* _THE PROBLEM_:
Without including any pictures, give back all of the data exactly.

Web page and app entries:
---

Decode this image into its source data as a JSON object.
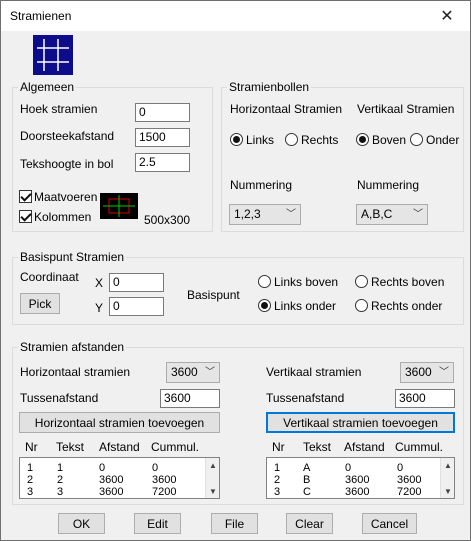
{
  "window": {
    "title": "Stramienen",
    "close_icon": "close-icon"
  },
  "colors": {
    "grid_icon_bg": "#0d0d8c",
    "preview_bg": "#000000",
    "accent": "#0078d7"
  },
  "algemeen": {
    "title": "Algemeen",
    "hoek_label": "Hoek stramien",
    "hoek_value": "0",
    "doorsteek_label": "Doorsteekafstand",
    "doorsteek_value": "1500",
    "tekshoogte_label": "Tekshoogte in bol",
    "tekshoogte_value": "2.5",
    "maatvoeren_label": "Maatvoeren",
    "maatvoeren_checked": true,
    "kolommen_label": "Kolommen",
    "kolommen_checked": true,
    "kolom_size": "500x300"
  },
  "stramienbollen": {
    "title": "Stramienbollen",
    "horizontaal_label": "Horizontaal Stramien",
    "vertikaal_label": "Vertikaal Stramien",
    "links_label": "Links",
    "rechts_label": "Rechts",
    "horizontaal_selected": "Links",
    "boven_label": "Boven",
    "onder_label": "Onder",
    "vertikaal_selected": "Boven",
    "nummering_h_label": "Nummering",
    "nummering_h_value": "1,2,3",
    "nummering_v_label": "Nummering",
    "nummering_v_value": "A,B,C"
  },
  "basispunt": {
    "title": "Basispunt Stramien",
    "coordinaat_label": "Coordinaat",
    "x_label": "X",
    "x_value": "0",
    "y_label": "Y",
    "y_value": "0",
    "pick_label": "Pick",
    "basispunt_label": "Basispunt",
    "links_boven": "Links boven",
    "rechts_boven": "Rechts boven",
    "links_onder": "Links onder",
    "rechts_onder": "Rechts onder",
    "selected": "Links onder"
  },
  "afstanden": {
    "title": "Stramien afstanden",
    "hor_label": "Horizontaal stramien",
    "hor_value": "3600",
    "hor_tussen_label": "Tussenafstand",
    "hor_tussen_value": "3600",
    "hor_add_button": "Horizontaal stramien toevoegen",
    "vert_label": "Vertikaal stramien",
    "vert_value": "3600",
    "vert_tussen_label": "Tussenafstand",
    "vert_tussen_value": "3600",
    "vert_add_button": "Vertikaal stramien toevoegen",
    "columns": [
      "Nr",
      "Tekst",
      "Afstand",
      "Cummul."
    ],
    "hor_rows": [
      [
        "1",
        "1",
        "0",
        "0"
      ],
      [
        "2",
        "2",
        "3600",
        "3600"
      ],
      [
        "3",
        "3",
        "3600",
        "7200"
      ]
    ],
    "vert_rows": [
      [
        "1",
        "A",
        "0",
        "0"
      ],
      [
        "2",
        "B",
        "3600",
        "3600"
      ],
      [
        "3",
        "C",
        "3600",
        "7200"
      ]
    ]
  },
  "footer": {
    "ok": "OK",
    "edit": "Edit",
    "file": "File",
    "clear": "Clear",
    "cancel": "Cancel"
  }
}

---

* _RESULT OF THIS TASK_:
Decode this image into its source data as a JSON object.
{
  "window": {
    "title": "Stramienen",
    "close_icon": "close-icon"
  },
  "colors": {
    "grid_icon_bg": "#0d0d8c",
    "preview_bg": "#000000",
    "accent": "#0078d7"
  },
  "algemeen": {
    "title": "Algemeen",
    "hoek_label": "Hoek stramien",
    "hoek_value": "0",
    "doorsteek_label": "Doorsteekafstand",
    "doorsteek_value": "1500",
    "tekshoogte_label": "Tekshoogte in bol",
    "tekshoogte_value": "2.5",
    "maatvoeren_label": "Maatvoeren",
    "maatvoeren_checked": true,
    "kolommen_label": "Kolommen",
    "kolommen_checked": true,
    "kolom_size": "500x300"
  },
  "stramienbollen": {
    "title": "Stramienbollen",
    "horizontaal_label": "Horizontaal Stramien",
    "vertikaal_label": "Vertikaal Stramien",
    "links_label": "Links",
    "rechts_label": "Rechts",
    "horizontaal_selected": "Links",
    "boven_label": "Boven",
    "onder_label": "Onder",
    "vertikaal_selected": "Boven",
    "nummering_h_label": "Nummering",
    "nummering_h_value": "1,2,3",
    "nummering_v_label": "Nummering",
    "nummering_v_value": "A,B,C"
  },
  "basispunt": {
    "title": "Basispunt Stramien",
    "coordinaat_label": "Coordinaat",
    "x_label": "X",
    "x_value": "0",
    "y_label": "Y",
    "y_value": "0",
    "pick_label": "Pick",
    "basispunt_label": "Basispunt",
    "links_boven": "Links boven",
    "rechts_boven": "Rechts boven",
    "links_onder": "Links onder",
    "rechts_onder": "Rechts onder",
    "selected": "Links onder"
  },
  "afstanden": {
    "title": "Stramien afstanden",
    "hor_label": "Horizontaal stramien",
    "hor_value": "3600",
    "hor_tussen_label": "Tussenafstand",
    "hor_tussen_value": "3600",
    "hor_add_button": "Horizontaal stramien toevoegen",
    "vert_label": "Vertikaal stramien",
    "vert_value": "3600",
    "vert_tussen_label": "Tussenafstand",
    "vert_tussen_value": "3600",
    "vert_add_button": "Vertikaal stramien toevoegen",
    "columns": [
      "Nr",
      "Tekst",
      "Afstand",
      "Cummul."
    ],
    "hor_rows": [
      [
        "1",
        "1",
        "0",
        "0"
      ],
      [
        "2",
        "2",
        "3600",
        "3600"
      ],
      [
        "3",
        "3",
        "3600",
        "7200"
      ]
    ],
    "vert_rows": [
      [
        "1",
        "A",
        "0",
        "0"
      ],
      [
        "2",
        "B",
        "3600",
        "3600"
      ],
      [
        "3",
        "C",
        "3600",
        "7200"
      ]
    ]
  },
  "footer": {
    "ok": "OK",
    "edit": "Edit",
    "file": "File",
    "clear": "Clear",
    "cancel": "Cancel"
  }
}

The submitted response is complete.